- **Task details**
Set down each record below exactly as it stands. Pictures are not part of the copy.
** Opening Data supplied block **
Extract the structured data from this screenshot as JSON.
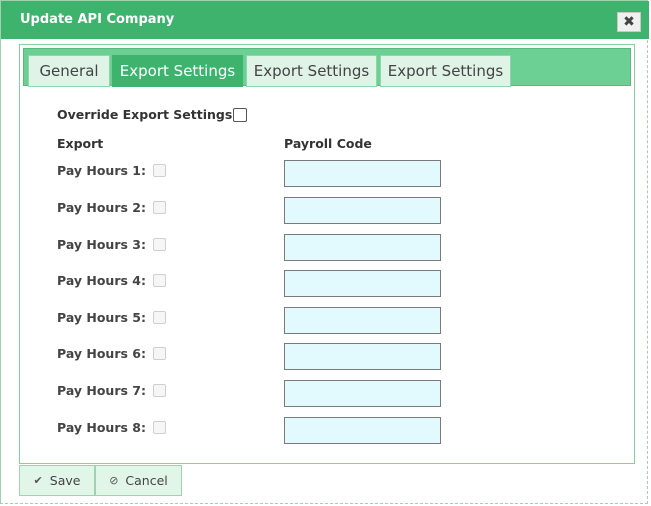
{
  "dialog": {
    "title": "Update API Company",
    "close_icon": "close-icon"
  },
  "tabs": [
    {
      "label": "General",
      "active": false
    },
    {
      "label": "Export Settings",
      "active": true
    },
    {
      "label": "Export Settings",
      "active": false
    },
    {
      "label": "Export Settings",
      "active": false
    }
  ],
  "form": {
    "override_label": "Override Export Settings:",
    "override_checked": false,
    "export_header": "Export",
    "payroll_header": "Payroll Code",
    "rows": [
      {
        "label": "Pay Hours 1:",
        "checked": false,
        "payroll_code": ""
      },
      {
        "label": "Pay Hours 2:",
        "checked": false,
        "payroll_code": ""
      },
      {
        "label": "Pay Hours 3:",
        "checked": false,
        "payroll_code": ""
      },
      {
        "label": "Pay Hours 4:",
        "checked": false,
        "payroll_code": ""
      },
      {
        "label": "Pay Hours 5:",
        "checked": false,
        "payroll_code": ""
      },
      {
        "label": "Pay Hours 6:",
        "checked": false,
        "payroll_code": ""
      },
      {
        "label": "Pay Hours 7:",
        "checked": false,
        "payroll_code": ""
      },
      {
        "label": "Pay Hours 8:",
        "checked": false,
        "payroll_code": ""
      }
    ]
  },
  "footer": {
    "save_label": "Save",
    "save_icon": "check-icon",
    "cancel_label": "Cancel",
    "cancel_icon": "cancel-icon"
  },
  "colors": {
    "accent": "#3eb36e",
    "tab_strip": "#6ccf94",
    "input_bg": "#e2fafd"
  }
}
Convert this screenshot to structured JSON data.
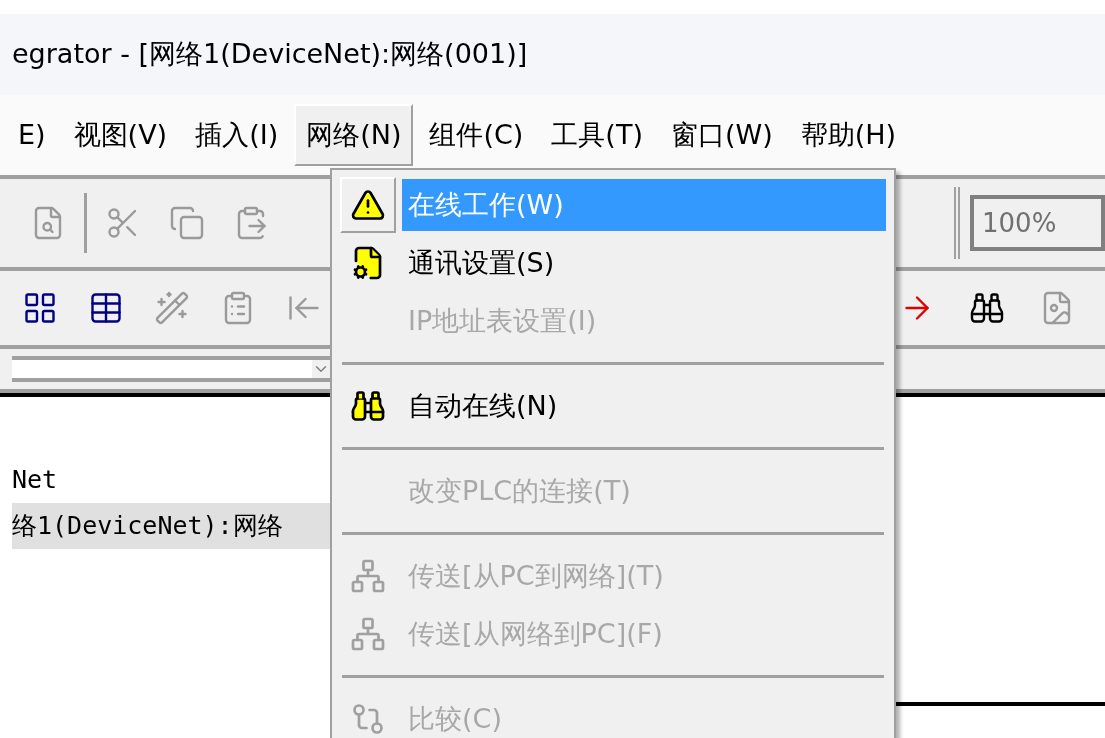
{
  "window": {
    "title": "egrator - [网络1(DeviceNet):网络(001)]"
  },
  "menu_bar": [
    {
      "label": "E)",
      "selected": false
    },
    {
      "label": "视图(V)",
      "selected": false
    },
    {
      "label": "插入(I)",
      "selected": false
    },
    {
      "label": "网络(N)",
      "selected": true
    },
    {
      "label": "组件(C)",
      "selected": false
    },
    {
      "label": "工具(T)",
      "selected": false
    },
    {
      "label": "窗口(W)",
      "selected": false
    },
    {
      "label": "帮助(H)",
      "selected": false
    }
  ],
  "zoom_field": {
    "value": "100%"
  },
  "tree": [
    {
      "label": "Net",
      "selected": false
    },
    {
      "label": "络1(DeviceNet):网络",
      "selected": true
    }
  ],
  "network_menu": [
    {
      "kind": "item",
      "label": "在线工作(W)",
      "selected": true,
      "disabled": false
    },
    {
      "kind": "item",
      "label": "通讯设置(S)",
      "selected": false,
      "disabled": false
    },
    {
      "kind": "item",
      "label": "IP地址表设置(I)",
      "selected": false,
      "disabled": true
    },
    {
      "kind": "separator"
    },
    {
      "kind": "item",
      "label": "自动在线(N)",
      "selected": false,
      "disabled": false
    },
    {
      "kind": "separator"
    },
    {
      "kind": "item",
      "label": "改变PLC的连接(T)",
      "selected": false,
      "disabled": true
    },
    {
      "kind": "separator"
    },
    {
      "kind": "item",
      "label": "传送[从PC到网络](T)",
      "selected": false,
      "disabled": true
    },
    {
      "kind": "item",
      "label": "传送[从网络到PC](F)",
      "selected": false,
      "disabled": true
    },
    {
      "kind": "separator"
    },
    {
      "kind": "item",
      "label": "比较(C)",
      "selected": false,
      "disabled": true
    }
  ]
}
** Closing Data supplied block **
- **The completed task**
Extract the structured data from this screenshot as JSON.
{
  "dialog": {
    "title": "Update API Company",
    "close_icon": "close-icon"
  },
  "tabs": [
    {
      "label": "General",
      "active": false
    },
    {
      "label": "Export Settings",
      "active": true
    },
    {
      "label": "Export Settings",
      "active": false
    },
    {
      "label": "Export Settings",
      "active": false
    }
  ],
  "form": {
    "override_label": "Override Export Settings:",
    "override_checked": false,
    "export_header": "Export",
    "payroll_header": "Payroll Code",
    "rows": [
      {
        "label": "Pay Hours 1:",
        "checked": false,
        "payroll_code": ""
      },
      {
        "label": "Pay Hours 2:",
        "checked": false,
        "payroll_code": ""
      },
      {
        "label": "Pay Hours 3:",
        "checked": false,
        "payroll_code": ""
      },
      {
        "label": "Pay Hours 4:",
        "checked": false,
        "payroll_code": ""
      },
      {
        "label": "Pay Hours 5:",
        "checked": false,
        "payroll_code": ""
      },
      {
        "label": "Pay Hours 6:",
        "checked": false,
        "payroll_code": ""
      },
      {
        "label": "Pay Hours 7:",
        "checked": false,
        "payroll_code": ""
      },
      {
        "label": "Pay Hours 8:",
        "checked": false,
        "payroll_code": ""
      }
    ]
  },
  "footer": {
    "save_label": "Save",
    "save_icon": "check-icon",
    "cancel_label": "Cancel",
    "cancel_icon": "cancel-icon"
  },
  "colors": {
    "accent": "#3eb36e",
    "tab_strip": "#6ccf94",
    "input_bg": "#e2fafd"
  }
}
Convert this screenshot to structured JSON data.
{
  "window": {
    "title": "egrator - [网络1(DeviceNet):网络(001)]"
  },
  "menu_bar": [
    {
      "label": "E)",
      "selected": false
    },
    {
      "label": "视图(V)",
      "selected": false
    },
    {
      "label": "插入(I)",
      "selected": false
    },
    {
      "label": "网络(N)",
      "selected": true
    },
    {
      "label": "组件(C)",
      "selected": false
    },
    {
      "label": "工具(T)",
      "selected": false
    },
    {
      "label": "窗口(W)",
      "selected": false
    },
    {
      "label": "帮助(H)",
      "selected": false
    }
  ],
  "zoom_field": {
    "value": "100%"
  },
  "tree": [
    {
      "label": "Net",
      "selected": false
    },
    {
      "label": "络1(DeviceNet):网络",
      "selected": true
    }
  ],
  "network_menu": [
    {
      "kind": "item",
      "label": "在线工作(W)",
      "selected": true,
      "disabled": false
    },
    {
      "kind": "item",
      "label": "通讯设置(S)",
      "selected": false,
      "disabled": false
    },
    {
      "kind": "item",
      "label": "IP地址表设置(I)",
      "selected": false,
      "disabled": true
    },
    {
      "kind": "separator"
    },
    {
      "kind": "item",
      "label": "自动在线(N)",
      "selected": false,
      "disabled": false
    },
    {
      "kind": "separator"
    },
    {
      "kind": "item",
      "label": "改变PLC的连接(T)",
      "selected": false,
      "disabled": true
    },
    {
      "kind": "separator"
    },
    {
      "kind": "item",
      "label": "传送[从PC到网络](T)",
      "selected": false,
      "disabled": true
    },
    {
      "kind": "item",
      "label": "传送[从网络到PC](F)",
      "selected": false,
      "disabled": true
    },
    {
      "kind": "separator"
    },
    {
      "kind": "item",
      "label": "比较(C)",
      "selected": false,
      "disabled": true
    }
  ]
}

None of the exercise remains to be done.